━━━ Entries shown
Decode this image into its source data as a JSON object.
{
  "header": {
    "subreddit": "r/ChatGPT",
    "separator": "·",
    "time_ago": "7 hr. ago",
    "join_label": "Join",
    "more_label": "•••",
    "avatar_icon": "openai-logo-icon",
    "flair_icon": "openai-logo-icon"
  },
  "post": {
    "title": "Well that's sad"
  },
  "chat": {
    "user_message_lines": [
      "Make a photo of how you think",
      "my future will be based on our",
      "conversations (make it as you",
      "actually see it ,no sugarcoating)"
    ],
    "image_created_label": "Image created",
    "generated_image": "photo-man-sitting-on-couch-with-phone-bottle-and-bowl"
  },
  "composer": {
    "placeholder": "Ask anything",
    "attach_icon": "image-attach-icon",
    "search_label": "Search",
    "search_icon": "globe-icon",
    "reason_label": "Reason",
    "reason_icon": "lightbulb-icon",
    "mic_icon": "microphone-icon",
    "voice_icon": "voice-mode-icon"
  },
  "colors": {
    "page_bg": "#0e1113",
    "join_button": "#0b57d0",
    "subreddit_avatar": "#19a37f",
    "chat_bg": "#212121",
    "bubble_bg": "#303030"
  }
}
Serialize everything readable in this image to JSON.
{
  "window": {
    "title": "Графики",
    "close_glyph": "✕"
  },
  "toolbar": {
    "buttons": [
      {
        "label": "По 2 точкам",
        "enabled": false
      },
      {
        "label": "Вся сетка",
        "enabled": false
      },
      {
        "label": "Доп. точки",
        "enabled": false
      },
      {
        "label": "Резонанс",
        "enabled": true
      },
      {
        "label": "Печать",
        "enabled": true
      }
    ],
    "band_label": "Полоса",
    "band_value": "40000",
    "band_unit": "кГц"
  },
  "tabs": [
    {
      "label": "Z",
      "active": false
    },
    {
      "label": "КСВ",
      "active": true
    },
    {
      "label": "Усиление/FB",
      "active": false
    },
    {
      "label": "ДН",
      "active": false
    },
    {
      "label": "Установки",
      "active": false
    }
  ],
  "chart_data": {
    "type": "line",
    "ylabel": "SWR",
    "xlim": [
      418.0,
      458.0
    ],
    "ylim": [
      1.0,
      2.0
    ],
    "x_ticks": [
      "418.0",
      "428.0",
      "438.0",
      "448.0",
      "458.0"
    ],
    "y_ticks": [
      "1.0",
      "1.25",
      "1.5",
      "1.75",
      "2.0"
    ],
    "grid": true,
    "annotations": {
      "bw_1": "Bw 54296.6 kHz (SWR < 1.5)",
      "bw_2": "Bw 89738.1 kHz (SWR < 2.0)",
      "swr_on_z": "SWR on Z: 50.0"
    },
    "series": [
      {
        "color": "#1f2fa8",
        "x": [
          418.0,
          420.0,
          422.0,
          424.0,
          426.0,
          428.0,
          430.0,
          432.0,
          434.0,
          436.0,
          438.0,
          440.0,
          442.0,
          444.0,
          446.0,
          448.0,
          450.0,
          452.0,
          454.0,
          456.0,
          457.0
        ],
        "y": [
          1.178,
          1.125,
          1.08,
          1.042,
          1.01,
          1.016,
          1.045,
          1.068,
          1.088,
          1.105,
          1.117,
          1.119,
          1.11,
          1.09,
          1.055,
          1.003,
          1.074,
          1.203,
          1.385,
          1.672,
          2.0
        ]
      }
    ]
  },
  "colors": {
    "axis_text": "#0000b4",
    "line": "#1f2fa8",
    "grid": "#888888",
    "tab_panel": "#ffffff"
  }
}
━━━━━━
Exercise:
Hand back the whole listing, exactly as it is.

Completed task:
Decode this image into its source data as a JSON object.
{
  "header": {
    "subreddit": "r/ChatGPT",
    "separator": "·",
    "time_ago": "7 hr. ago",
    "join_label": "Join",
    "more_label": "•••",
    "avatar_icon": "openai-logo-icon",
    "flair_icon": "openai-logo-icon"
  },
  "post": {
    "title": "Well that's sad"
  },
  "chat": {
    "user_message_lines": [
      "Make a photo of how you think",
      "my future will be based on our",
      "conversations (make it as you",
      "actually see it ,no sugarcoating)"
    ],
    "image_created_label": "Image created",
    "generated_image": "photo-man-sitting-on-couch-with-phone-bottle-and-bowl"
  },
  "composer": {
    "placeholder": "Ask anything",
    "attach_icon": "image-attach-icon",
    "search_label": "Search",
    "search_icon": "globe-icon",
    "reason_label": "Reason",
    "reason_icon": "lightbulb-icon",
    "mic_icon": "microphone-icon",
    "voice_icon": "voice-mode-icon"
  },
  "colors": {
    "page_bg": "#0e1113",
    "join_button": "#0b57d0",
    "subreddit_avatar": "#19a37f",
    "chat_bg": "#212121",
    "bubble_bg": "#303030"
  }
}
Serialize everything readable in this image to JSON.
{
  "window": {
    "title": "Графики",
    "close_glyph": "✕"
  },
  "toolbar": {
    "buttons": [
      {
        "label": "По 2 точкам",
        "enabled": false
      },
      {
        "label": "Вся сетка",
        "enabled": false
      },
      {
        "label": "Доп. точки",
        "enabled": false
      },
      {
        "label": "Резонанс",
        "enabled": true
      },
      {
        "label": "Печать",
        "enabled": true
      }
    ],
    "band_label": "Полоса",
    "band_value": "40000",
    "band_unit": "кГц"
  },
  "tabs": [
    {
      "label": "Z",
      "active": false
    },
    {
      "label": "КСВ",
      "active": true
    },
    {
      "label": "Усиление/FB",
      "active": false
    },
    {
      "label": "ДН",
      "active": false
    },
    {
      "label": "Установки",
      "active": false
    }
  ],
  "chart_data": {
    "type": "line",
    "ylabel": "SWR",
    "xlim": [
      418.0,
      458.0
    ],
    "ylim": [
      1.0,
      2.0
    ],
    "x_ticks": [
      "418.0",
      "428.0",
      "438.0",
      "448.0",
      "458.0"
    ],
    "y_ticks": [
      "1.0",
      "1.25",
      "1.5",
      "1.75",
      "2.0"
    ],
    "grid": true,
    "annotations": {
      "bw_1": "Bw 54296.6 kHz (SWR < 1.5)",
      "bw_2": "Bw 89738.1 kHz (SWR < 2.0)",
      "swr_on_z": "SWR on Z: 50.0"
    },
    "series": [
      {
        "color": "#1f2fa8",
        "x": [
          418.0,
          420.0,
          422.0,
          424.0,
          426.0,
          428.0,
          430.0,
          432.0,
          434.0,
          436.0,
          438.0,
          440.0,
          442.0,
          444.0,
          446.0,
          448.0,
          450.0,
          452.0,
          454.0,
          456.0,
          457.0
        ],
        "y": [
          1.178,
          1.125,
          1.08,
          1.042,
          1.01,
          1.016,
          1.045,
          1.068,
          1.088,
          1.105,
          1.117,
          1.119,
          1.11,
          1.09,
          1.055,
          1.003,
          1.074,
          1.203,
          1.385,
          1.672,
          2.0
        ]
      }
    ]
  },
  "colors": {
    "axis_text": "#0000b4",
    "line": "#1f2fa8",
    "grid": "#888888",
    "tab_panel": "#ffffff"
  }
}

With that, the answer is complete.